[Items from an interface collection]
=====
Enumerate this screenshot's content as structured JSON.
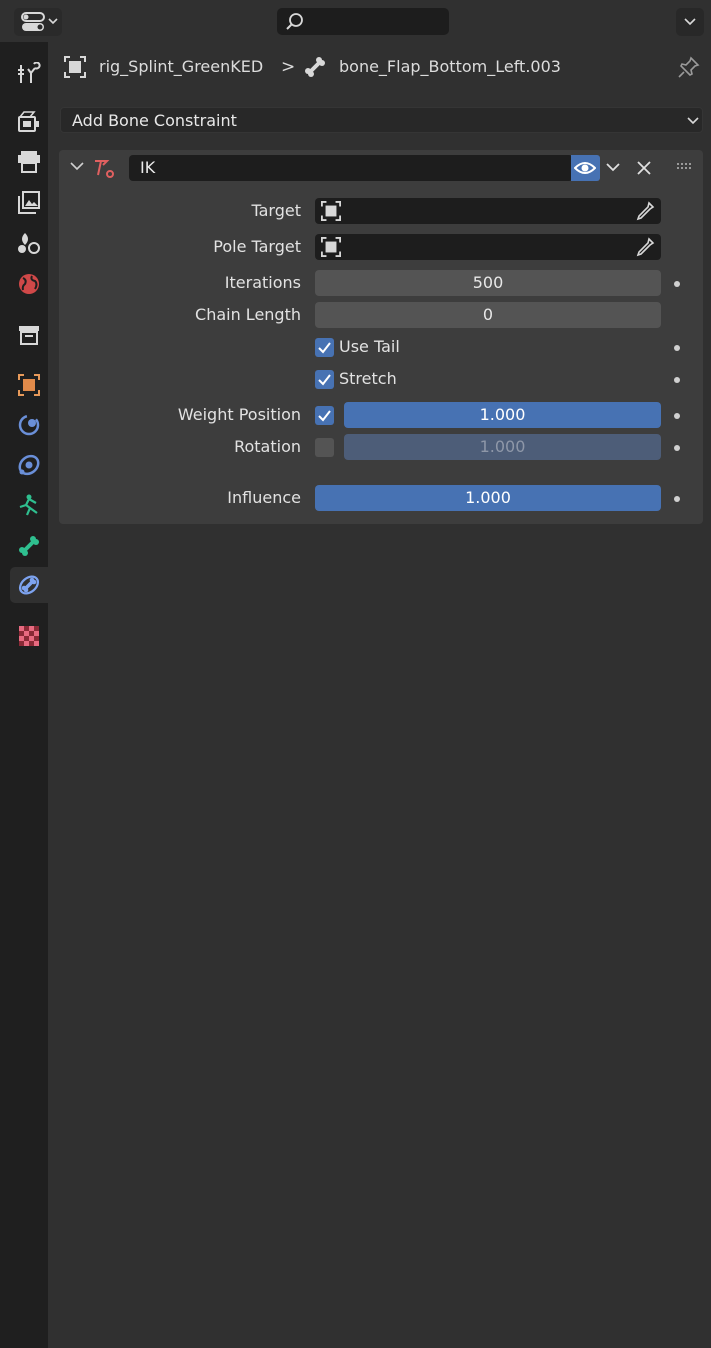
{
  "header": {
    "object_name": "rig_Splint_GreenKED",
    "separator": ">",
    "bone_name": "bone_Flap_Bottom_Left.003"
  },
  "sidebar": {
    "tabs": [
      {
        "name": "tool-tab",
        "icon": "tool-icon"
      },
      {
        "name": "render-tab",
        "icon": "render-icon"
      },
      {
        "name": "output-tab",
        "icon": "output-icon"
      },
      {
        "name": "view-layer-tab",
        "icon": "view-layer-icon"
      },
      {
        "name": "scene-tab",
        "icon": "scene-icon"
      },
      {
        "name": "world-tab",
        "icon": "world-icon"
      },
      {
        "name": "collection-tab",
        "icon": "collection-icon"
      },
      {
        "name": "object-tab",
        "icon": "object-icon"
      },
      {
        "name": "modifiers-tab",
        "icon": "modifier-icon"
      },
      {
        "name": "object-constraints-tab",
        "icon": "object-constraint-icon"
      },
      {
        "name": "object-data-tab",
        "icon": "armature-icon"
      },
      {
        "name": "bone-tab",
        "icon": "bone-icon"
      },
      {
        "name": "bone-constraints-tab",
        "icon": "bone-constraint-icon",
        "active": true
      },
      {
        "name": "texture-tab",
        "icon": "texture-icon"
      }
    ]
  },
  "add_constraint": {
    "label": "Add Bone Constraint"
  },
  "constraint": {
    "name": "IK",
    "fields": {
      "target_label": "Target",
      "pole_target_label": "Pole Target",
      "iterations_label": "Iterations",
      "iterations_value": "500",
      "chain_length_label": "Chain Length",
      "chain_length_value": "0",
      "use_tail_label": "Use Tail",
      "use_tail_checked": true,
      "stretch_label": "Stretch",
      "stretch_checked": true,
      "weight_position_label": "Weight Position",
      "weight_position_checked": true,
      "weight_position_value": "1.000",
      "rotation_label": "Rotation",
      "rotation_checked": false,
      "rotation_value": "1.000",
      "influence_label": "Influence",
      "influence_value": "1.000"
    }
  },
  "colors": {
    "accent": "#4772b3",
    "background": "#303030",
    "sidebar": "#1f1f1f",
    "panel": "#3d3d3d"
  }
}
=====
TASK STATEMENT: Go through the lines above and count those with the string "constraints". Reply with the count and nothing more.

ANSWER SECTION: 2